(DATASET Opens)

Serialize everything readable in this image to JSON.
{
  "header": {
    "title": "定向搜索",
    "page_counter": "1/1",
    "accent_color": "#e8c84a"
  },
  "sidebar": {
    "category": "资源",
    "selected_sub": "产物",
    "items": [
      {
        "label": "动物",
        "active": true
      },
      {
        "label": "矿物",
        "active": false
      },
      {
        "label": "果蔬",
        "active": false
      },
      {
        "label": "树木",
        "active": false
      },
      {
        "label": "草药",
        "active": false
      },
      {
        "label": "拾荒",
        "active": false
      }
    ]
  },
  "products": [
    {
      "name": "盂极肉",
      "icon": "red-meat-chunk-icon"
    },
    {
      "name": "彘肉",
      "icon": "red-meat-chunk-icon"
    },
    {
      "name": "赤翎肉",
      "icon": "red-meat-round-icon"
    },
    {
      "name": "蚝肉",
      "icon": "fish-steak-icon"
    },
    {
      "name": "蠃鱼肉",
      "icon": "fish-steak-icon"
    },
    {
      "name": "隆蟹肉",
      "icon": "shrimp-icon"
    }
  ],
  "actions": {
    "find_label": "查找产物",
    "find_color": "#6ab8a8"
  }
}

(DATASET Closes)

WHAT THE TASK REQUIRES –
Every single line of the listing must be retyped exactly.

WRITTEN RESPONSE –
Serialize everything readable in this image to JSON.
{
  "header": {
    "title": "定向搜索",
    "page_counter": "1/1",
    "accent_color": "#e8c84a"
  },
  "sidebar": {
    "category": "资源",
    "selected_sub": "产物",
    "items": [
      {
        "label": "动物",
        "active": true
      },
      {
        "label": "矿物",
        "active": false
      },
      {
        "label": "果蔬",
        "active": false
      },
      {
        "label": "树木",
        "active": false
      },
      {
        "label": "草药",
        "active": false
      },
      {
        "label": "拾荒",
        "active": false
      }
    ]
  },
  "products": [
    {
      "name": "盂极肉",
      "icon": "red-meat-chunk-icon"
    },
    {
      "name": "彘肉",
      "icon": "red-meat-chunk-icon"
    },
    {
      "name": "赤翎肉",
      "icon": "red-meat-round-icon"
    },
    {
      "name": "蚝肉",
      "icon": "fish-steak-icon"
    },
    {
      "name": "蠃鱼肉",
      "icon": "fish-steak-icon"
    },
    {
      "name": "隆蟹肉",
      "icon": "shrimp-icon"
    }
  ],
  "actions": {
    "find_label": "查找产物",
    "find_color": "#6ab8a8"
  }
}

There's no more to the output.